Sales of non-fungible tokens (NFTs) are steadying after a sharp slump earlier this year, as a handful of new products and initiatives revive enthusiasm for a market that lives and dies on hype.
Weekly NFT sales volume is still about half it was in January when there was a blitz of big-ticket sales and celebrity collaborations. But the market is recovering, with weekly volume now up about 32 per cent from a low in March, according to data from Nansen, a blockchain analytics firm.
The market for NFTs remains small, but it is regaining momentum as new products aim to entice users to trade items like digital art of cupids or penguins. This week, a new NFT index launched in addition to a trial version of a marketplace by Coinbase Global, which could lead to a jump in transactions.
There were about 200,000 daily unique wallets interacting with NFTs in the first quarter, according to DappRadar. Meanwhile, Coinbase had about 89 million verified users at the end of last year.

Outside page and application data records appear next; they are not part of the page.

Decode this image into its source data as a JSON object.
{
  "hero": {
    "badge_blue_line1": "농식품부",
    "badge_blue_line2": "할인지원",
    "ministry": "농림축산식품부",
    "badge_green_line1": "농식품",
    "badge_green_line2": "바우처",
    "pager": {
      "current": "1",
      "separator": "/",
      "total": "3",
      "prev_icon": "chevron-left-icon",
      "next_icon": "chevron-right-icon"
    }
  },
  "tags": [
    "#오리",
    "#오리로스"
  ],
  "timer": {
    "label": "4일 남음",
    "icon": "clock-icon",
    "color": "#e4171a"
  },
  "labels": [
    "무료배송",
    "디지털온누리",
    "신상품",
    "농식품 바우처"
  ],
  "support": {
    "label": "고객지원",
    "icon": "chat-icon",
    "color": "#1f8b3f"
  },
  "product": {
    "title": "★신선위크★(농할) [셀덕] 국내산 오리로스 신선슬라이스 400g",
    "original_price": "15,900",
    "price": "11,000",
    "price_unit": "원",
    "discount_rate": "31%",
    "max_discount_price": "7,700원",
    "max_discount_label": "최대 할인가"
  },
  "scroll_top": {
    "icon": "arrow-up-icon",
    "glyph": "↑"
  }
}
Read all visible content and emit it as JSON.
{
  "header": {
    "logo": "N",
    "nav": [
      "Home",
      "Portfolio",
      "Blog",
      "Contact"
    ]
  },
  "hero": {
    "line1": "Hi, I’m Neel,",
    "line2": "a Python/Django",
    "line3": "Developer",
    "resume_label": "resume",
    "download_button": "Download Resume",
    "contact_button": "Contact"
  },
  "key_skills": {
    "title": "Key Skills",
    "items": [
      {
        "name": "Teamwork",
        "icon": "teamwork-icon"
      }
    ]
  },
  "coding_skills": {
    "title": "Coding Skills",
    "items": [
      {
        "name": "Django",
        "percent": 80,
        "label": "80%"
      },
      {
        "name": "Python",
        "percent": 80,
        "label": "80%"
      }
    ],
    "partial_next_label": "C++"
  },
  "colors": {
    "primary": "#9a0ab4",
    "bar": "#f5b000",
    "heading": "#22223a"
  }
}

“The NFT market is undergoing a consolidation period with volumes again starting to increase,” said Mr Pedro Herrera, a senior data analyst at DappRadar, which tracks decentralised applications.
On April 20, Index Coop launched the JPEG NFT Index, which lets investors bet on blue-chip NFT collections like CryptoPunks by buying a single token on the Uniswap crypto exchange.
Already, “demand has been exceptional”, according a methodologist for the group who goes by the pseudonym Joseph Knecht, a character from Hermann Hesse’s The Glass Bead.
“Blue-chip NFT collections are showing remarkable strength,” Mr Knecht said. “There’s also a new wave of artistic and technological innovation that suggest the current cycle is only just beginning.”
New developments from Yuga Labs, the creator of Bored Ape Yacht Club, one of the most successful NFT collections, may also be fuelling enthusiasm. In March the group raised US$450 million (S$618 million) for an expansion. Its new ApeCoin now has a roughly US$4 billion market value, according to CoinMarketCap. Plus, Coinbase announced on April 11 a Bored Ape film series.
Whether the current upswing lasts remains to be seen. “Given the macroeconomic outlook, it may be too early to interpret if this recovery is a short one,” said Nansen analyst Louisa Choe.
The NFT market is given to wild swings. One in three NFT projects have little or no trading activity, according to Nansen, as users often move on quickly to the next, shinier piece of digital art.
“I expect to see lots of ups and downs over the next few months,” said Mr Aaron Brown, a crypto investor who writes for Bloomberg Opinion. “We’ve seen some successful launches with less hype than earlier NFTs … But I don’t get excited by week-to-week news.”